> [About this exercise]:
Each entry must be restated word for word, with nothing omitted.
═════ Extracted data ═════
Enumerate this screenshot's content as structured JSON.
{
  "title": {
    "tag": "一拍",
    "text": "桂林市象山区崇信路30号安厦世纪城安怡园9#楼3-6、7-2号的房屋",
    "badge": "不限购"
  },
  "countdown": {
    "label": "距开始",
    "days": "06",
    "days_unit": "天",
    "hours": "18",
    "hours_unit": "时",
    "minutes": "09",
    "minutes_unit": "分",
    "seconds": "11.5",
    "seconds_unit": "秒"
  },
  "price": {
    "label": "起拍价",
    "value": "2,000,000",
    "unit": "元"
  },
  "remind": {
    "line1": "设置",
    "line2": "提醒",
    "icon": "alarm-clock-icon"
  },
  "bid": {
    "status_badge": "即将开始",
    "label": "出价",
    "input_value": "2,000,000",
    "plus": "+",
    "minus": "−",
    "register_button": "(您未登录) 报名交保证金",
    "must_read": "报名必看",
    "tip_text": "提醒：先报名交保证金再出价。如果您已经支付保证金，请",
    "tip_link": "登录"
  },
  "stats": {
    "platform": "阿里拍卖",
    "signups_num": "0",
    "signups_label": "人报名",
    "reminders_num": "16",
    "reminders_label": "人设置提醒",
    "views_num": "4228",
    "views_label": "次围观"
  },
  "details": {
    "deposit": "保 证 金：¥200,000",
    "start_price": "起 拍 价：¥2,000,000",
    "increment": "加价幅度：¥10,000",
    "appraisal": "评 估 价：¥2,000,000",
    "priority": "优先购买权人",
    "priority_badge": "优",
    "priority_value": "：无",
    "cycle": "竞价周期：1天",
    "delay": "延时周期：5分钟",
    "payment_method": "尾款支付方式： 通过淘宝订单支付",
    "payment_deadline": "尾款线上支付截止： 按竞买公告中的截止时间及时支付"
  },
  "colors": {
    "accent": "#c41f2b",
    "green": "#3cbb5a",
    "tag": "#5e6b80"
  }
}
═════
> [Response area]:
Enumerate this screenshot's content as structured JSON.
{
  "title": {
    "tag": "一拍",
    "text": "桂林市象山区崇信路30号安厦世纪城安怡园9#楼3-6、7-2号的房屋",
    "badge": "不限购"
  },
  "countdown": {
    "label": "距开始",
    "days": "06",
    "days_unit": "天",
    "hours": "18",
    "hours_unit": "时",
    "minutes": "09",
    "minutes_unit": "分",
    "seconds": "11.5",
    "seconds_unit": "秒"
  },
  "price": {
    "label": "起拍价",
    "value": "2,000,000",
    "unit": "元"
  },
  "remind": {
    "line1": "设置",
    "line2": "提醒",
    "icon": "alarm-clock-icon"
  },
  "bid": {
    "status_badge": "即将开始",
    "label": "出价",
    "input_value": "2,000,000",
    "plus": "+",
    "minus": "−",
    "register_button": "(您未登录) 报名交保证金",
    "must_read": "报名必看",
    "tip_text": "提醒：先报名交保证金再出价。如果您已经支付保证金，请",
    "tip_link": "登录"
  },
  "stats": {
    "platform": "阿里拍卖",
    "signups_num": "0",
    "signups_label": "人报名",
    "reminders_num": "16",
    "reminders_label": "人设置提醒",
    "views_num": "4228",
    "views_label": "次围观"
  },
  "details": {
    "deposit": "保 证 金：¥200,000",
    "start_price": "起 拍 价：¥2,000,000",
    "increment": "加价幅度：¥10,000",
    "appraisal": "评 估 价：¥2,000,000",
    "priority": "优先购买权人",
    "priority_badge": "优",
    "priority_value": "：无",
    "cycle": "竞价周期：1天",
    "delay": "延时周期：5分钟",
    "payment_method": "尾款支付方式： 通过淘宝订单支付",
    "payment_deadline": "尾款线上支付截止： 按竞买公告中的截止时间及时支付"
  },
  "colors": {
    "accent": "#c41f2b",
    "green": "#3cbb5a",
    "tag": "#5e6b80"
  }
}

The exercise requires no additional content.